Task description: Search the data below for the string "screenshot" and copy all lines where it shows up.

────────

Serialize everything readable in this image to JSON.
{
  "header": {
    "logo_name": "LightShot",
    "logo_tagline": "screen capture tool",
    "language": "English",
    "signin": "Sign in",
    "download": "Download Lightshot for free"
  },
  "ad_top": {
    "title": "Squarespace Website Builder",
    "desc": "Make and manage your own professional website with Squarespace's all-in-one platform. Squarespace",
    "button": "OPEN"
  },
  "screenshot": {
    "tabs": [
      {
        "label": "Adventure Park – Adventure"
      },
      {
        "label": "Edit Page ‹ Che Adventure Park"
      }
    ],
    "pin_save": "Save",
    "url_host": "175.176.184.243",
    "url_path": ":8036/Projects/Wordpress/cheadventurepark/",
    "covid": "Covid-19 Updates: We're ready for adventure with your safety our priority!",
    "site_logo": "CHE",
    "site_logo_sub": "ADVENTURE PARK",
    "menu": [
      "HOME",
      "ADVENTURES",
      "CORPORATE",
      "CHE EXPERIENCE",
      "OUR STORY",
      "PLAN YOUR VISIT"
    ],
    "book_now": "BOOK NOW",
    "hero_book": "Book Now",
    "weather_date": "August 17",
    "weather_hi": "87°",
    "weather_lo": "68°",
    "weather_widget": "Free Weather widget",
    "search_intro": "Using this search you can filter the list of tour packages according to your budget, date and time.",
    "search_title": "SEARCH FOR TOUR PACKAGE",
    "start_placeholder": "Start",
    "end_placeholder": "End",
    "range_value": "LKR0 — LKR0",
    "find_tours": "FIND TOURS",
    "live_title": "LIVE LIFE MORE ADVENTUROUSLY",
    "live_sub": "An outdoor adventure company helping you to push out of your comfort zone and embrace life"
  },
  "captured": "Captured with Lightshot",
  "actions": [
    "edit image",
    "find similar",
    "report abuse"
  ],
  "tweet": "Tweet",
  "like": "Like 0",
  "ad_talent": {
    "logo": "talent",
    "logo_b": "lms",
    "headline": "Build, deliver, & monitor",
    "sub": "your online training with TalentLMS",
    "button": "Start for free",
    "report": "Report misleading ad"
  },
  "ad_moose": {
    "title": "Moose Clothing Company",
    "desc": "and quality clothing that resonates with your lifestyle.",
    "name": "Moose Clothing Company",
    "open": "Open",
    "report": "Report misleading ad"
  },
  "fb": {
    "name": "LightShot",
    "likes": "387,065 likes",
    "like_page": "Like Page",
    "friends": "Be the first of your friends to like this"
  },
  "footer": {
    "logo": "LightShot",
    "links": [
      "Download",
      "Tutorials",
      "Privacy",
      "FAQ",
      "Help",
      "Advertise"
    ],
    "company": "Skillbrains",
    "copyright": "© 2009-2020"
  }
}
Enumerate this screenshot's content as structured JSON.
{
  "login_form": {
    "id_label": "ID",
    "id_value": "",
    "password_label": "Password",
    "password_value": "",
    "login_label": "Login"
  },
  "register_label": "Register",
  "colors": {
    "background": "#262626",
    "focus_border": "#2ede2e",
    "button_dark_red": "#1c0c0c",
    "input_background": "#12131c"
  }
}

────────

The answer:
  "screenshot": {
Enumerate this screenshot's content as structured JSON.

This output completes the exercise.